Last week journalist Michael Duffy wrote that there was “a great disconnect” between “what we know [Keli Lane] did – even putting aside the murder allegation – and the fact that by literally all public accounts she was a normal, happy and sociable northern beaches girl with a supportive and loving family, a passion for sport, and a healthy social life”.
I disagree that the “great disconnect” is between Lane’s public persona and her sexual activity, repetitive pregnancies and the use of abortion and adoption as solutions.
The disconnect is between the contradictory and punitive judgments Australians pass on women’s sexual and reproductive lives, and our denial of the corrosive impact these verdicts – and the restrictive laws that result – have on women’s self-esteem and their capacity to control their lives.
The moral panic over Lane is familiar.

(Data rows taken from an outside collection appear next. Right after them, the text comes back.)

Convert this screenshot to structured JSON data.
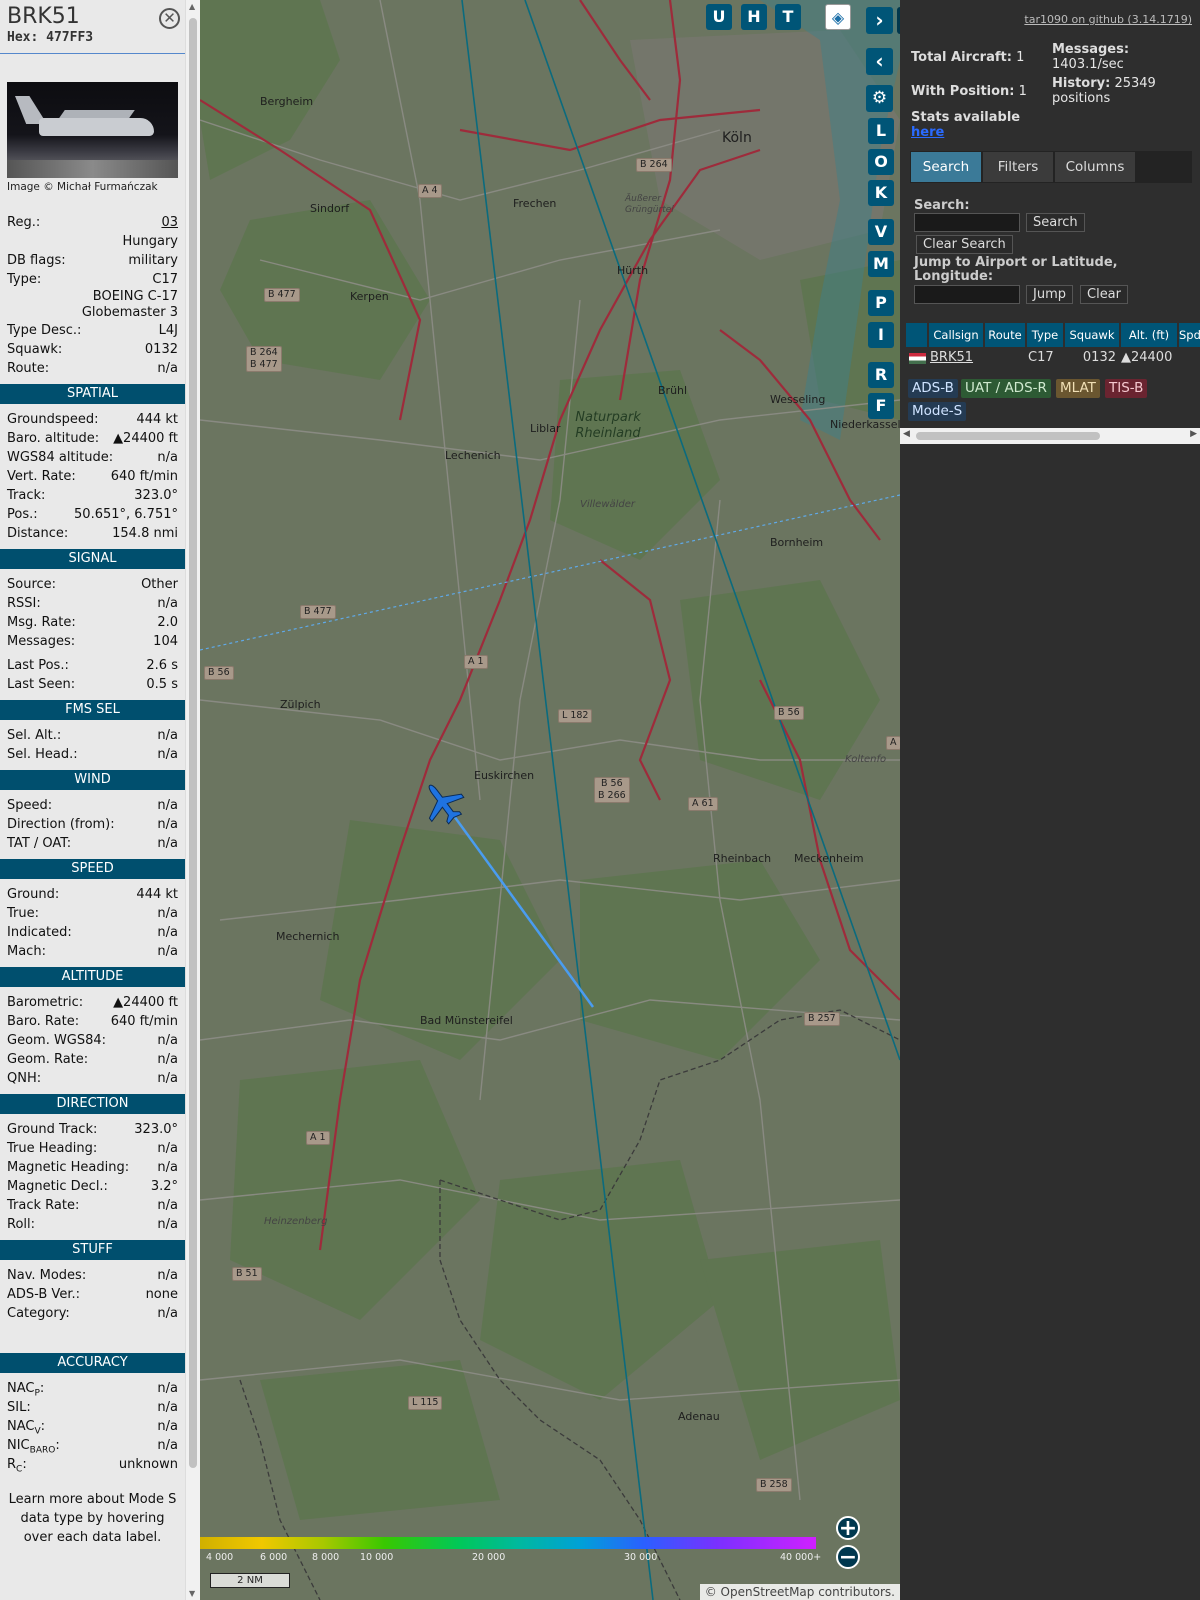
{
  "header": {
    "callsign": "BRK51",
    "hex_label": "Hex:",
    "hex": "477FF3"
  },
  "photo": {
    "credit": "Image © Michał Furmańczak"
  },
  "aircraft": [
    {
      "label": "Reg.:",
      "value": "03",
      "link": true
    },
    {
      "label": "",
      "value": "Hungary"
    },
    {
      "label": "DB flags:",
      "value": "military"
    },
    {
      "label": "Type:",
      "value": "C17"
    },
    {
      "label": "",
      "value": "BOEING C-17"
    },
    {
      "label": "",
      "value": "Globemaster 3"
    },
    {
      "label": "Type Desc.:",
      "value": "L4J"
    },
    {
      "label": "Squawk:",
      "value": "0132"
    },
    {
      "label": "Route:",
      "value": "n/a"
    }
  ],
  "sections": [
    {
      "title": "SPATIAL",
      "rows": [
        [
          "Groundspeed:",
          "444 kt"
        ],
        [
          "Baro. altitude:",
          "▲24400 ft"
        ],
        [
          "WGS84 altitude:",
          "n/a"
        ],
        [
          "Vert. Rate:",
          "640 ft/min"
        ],
        [
          "Track:",
          "323.0°"
        ],
        [
          "Pos.:",
          "50.651°, 6.751°"
        ],
        [
          "Distance:",
          "154.8 nmi"
        ]
      ]
    },
    {
      "title": "SIGNAL",
      "rows": [
        [
          "Source:",
          "Other"
        ],
        [
          "RSSI:",
          "n/a"
        ],
        [
          "Msg. Rate:",
          "2.0"
        ],
        [
          "Messages:",
          "104"
        ],
        [
          "Last Pos.:",
          "2.6 s"
        ],
        [
          "Last Seen:",
          "0.5 s"
        ]
      ]
    },
    {
      "title": "FMS SEL",
      "rows": [
        [
          "Sel. Alt.:",
          "n/a"
        ],
        [
          "Sel. Head.:",
          "n/a"
        ]
      ]
    },
    {
      "title": "WIND",
      "rows": [
        [
          "Speed:",
          "n/a"
        ],
        [
          "Direction (from):",
          "n/a"
        ],
        [
          "TAT / OAT:",
          "n/a"
        ]
      ]
    },
    {
      "title": "SPEED",
      "rows": [
        [
          "Ground:",
          "444 kt"
        ],
        [
          "True:",
          "n/a"
        ],
        [
          "Indicated:",
          "n/a"
        ],
        [
          "Mach:",
          "n/a"
        ]
      ]
    },
    {
      "title": "ALTITUDE",
      "rows": [
        [
          "Barometric:",
          "▲24400 ft"
        ],
        [
          "Baro. Rate:",
          "640 ft/min"
        ],
        [
          "Geom. WGS84:",
          "n/a"
        ],
        [
          "Geom. Rate:",
          "n/a"
        ],
        [
          "QNH:",
          "n/a"
        ]
      ]
    },
    {
      "title": "DIRECTION",
      "rows": [
        [
          "Ground Track:",
          "323.0°"
        ],
        [
          "True Heading:",
          "n/a"
        ],
        [
          "Magnetic Heading:",
          "n/a"
        ],
        [
          "Magnetic Decl.:",
          "3.2°"
        ],
        [
          "Track Rate:",
          "n/a"
        ],
        [
          "Roll:",
          "n/a"
        ]
      ]
    },
    {
      "title": "STUFF",
      "rows": [
        [
          "Nav. Modes:",
          "n/a"
        ],
        [
          "ADS-B Ver.:",
          "none"
        ],
        [
          "Category:",
          "n/a"
        ]
      ]
    },
    {
      "title": "ACCURACY",
      "rows": [
        [
          "NACP:",
          "n/a"
        ],
        [
          "SIL:",
          "n/a"
        ],
        [
          "NACV:",
          "n/a"
        ],
        [
          "NICBARO:",
          "n/a"
        ],
        [
          "RC:",
          "unknown"
        ]
      ]
    }
  ],
  "accuracy_labels": [
    {
      "base": "NAC",
      "sub": "P"
    },
    {
      "base": "SIL:",
      "sub": ""
    },
    {
      "base": "NAC",
      "sub": "V"
    },
    {
      "base": "NIC",
      "sub": "BARO"
    },
    {
      "base": "R",
      "sub": "C"
    }
  ],
  "footnote": "Learn more about Mode S data type by hovering over each data label.",
  "map": {
    "top_buttons": [
      "U",
      "H",
      "T"
    ],
    "side_buttons": [
      "L",
      "O",
      "K",
      "V",
      "M",
      "P",
      "I",
      "R",
      "F"
    ],
    "attribution": "© OpenStreetMap contributors.",
    "scale": "2 NM",
    "legend": [
      "4 000",
      "6 000",
      "8 000",
      "10 000",
      "20 000",
      "30 000",
      "40 000+"
    ],
    "towns": [
      "Bergheim",
      "Köln",
      "Sindorf",
      "Frechen",
      "Kerpen",
      "Hürth",
      "Brühl",
      "Wesseling",
      "Niederkassel",
      "Lechenich",
      "Liblar",
      "Bornheim",
      "Zülpich",
      "Euskirchen",
      "Rheinbach",
      "Meckenheim",
      "Mechernich",
      "Bad Münstereifel",
      "Adenau",
      "Heinzenberg",
      "Koltenfo",
      "Villewälder"
    ],
    "park": "Naturpark Rheinland",
    "park_small": "Äußerer Grüngürtel",
    "shields": [
      "B 264",
      "A 4",
      "B 477",
      "B 264\nB 477",
      "B 477",
      "B 56",
      "A 1",
      "L 182",
      "B 56\nB 266",
      "A 61",
      "B 56",
      "B 257",
      "A 1",
      "B 51",
      "L 115",
      "B 258",
      "A"
    ]
  },
  "sidebar": {
    "github": "tar1090 on github (3.14.1719)",
    "total_label": "Total Aircraft:",
    "total": "1",
    "pos_label": "With Position:",
    "pos": "1",
    "messages_label": "Messages:",
    "messages": "1403.1/sec",
    "history_label": "History:",
    "history": "25349 positions",
    "stats_label": "Stats available",
    "stats_link": "here",
    "tabs": [
      "Search",
      "Filters",
      "Columns"
    ],
    "search_label": "Search:",
    "search_btn": "Search",
    "clear_search": "Clear Search",
    "jump_label": "Jump to Airport or Latitude, Longitude:",
    "jump_btn": "Jump",
    "clear_btn": "Clear",
    "columns": [
      "Callsign",
      "Route",
      "Type",
      "Squawk",
      "Alt. (ft)",
      "Spd"
    ],
    "row": {
      "callsign": "BRK51",
      "route": "",
      "type": "C17",
      "squawk": "0132",
      "alt": "▲24400"
    },
    "badges": [
      "ADS-B",
      "UAT / ADS-R",
      "MLAT",
      "TIS-B",
      "Mode-S"
    ]
  }
}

We saw it in the Azaria Chamberlain, JonBenet Ramsey and Madeleine McCann cases. In each, the children’s mothers – Lindy, Patsy and Kate – were pilloried for crying too little or too much, for being manipulative or inscrutable. In each, media coverage painted the woman as deviant – a bad mother – and so culpable for her own tragedy. Such a strategy, says Booker prize-winning novelist Anne Enright, is a “potent form of magic” that calms anxieties that our own children are at risk.
The coverage of Keli Lane also stereotypes her as a bad and unnatural woman – sexually rapacious, frivolously social, hyper-ambitious. This allows us to cast her out, beyond our collective compassion and any need to hear in her story something painfully revelatory about us, in particular about the conflicting messages Australian society is sending to its daughters – that they must be hot but not sluttish, sexually liberated but reproductively in control, maternally self-abnegating but highly accomplished.
Lane appeared buffeted by such contradictions. She was terrified of losing the esteem of friends and family as a “golden girl” but worried – as she told a friend – that “the only thing [she might really be] good at [was] being a mum”.
When pregnant, Lane seemed acutely aware of what Dr Susie Allanson, a psychologist who counsels women with problem pregnancies, calls the “huge stigma around women becoming pregnant when they haven’t planned to, embarking on single parenthood, having an abortion or choosing adoption”. Certainly, the judge had to remind the jury during the trial that there was no place for moral judgments about Lane’s choice to adopt or have terminations (she aborted two pregnancies and tried to end a third but was denied the service because of her gestation). In correspondence to the worker handling the adoption of her third child, Lane said: “Society says that this is wrong … that people who do this must be mad, slutty or cruel.”
I want to be clear here. I am not saying that what appears to be Lane’s acute vulnerability to the contradictory demands on Australian women excuses murder.
Instead, my point is to caution against stereotyping and dismissing Lane to avoid the unflattering truth, not just about the way Tegan’s death reflects on her but also on us.
Lessons to be learnt from the tragic tale of baby Tegan Sunday Sun Herald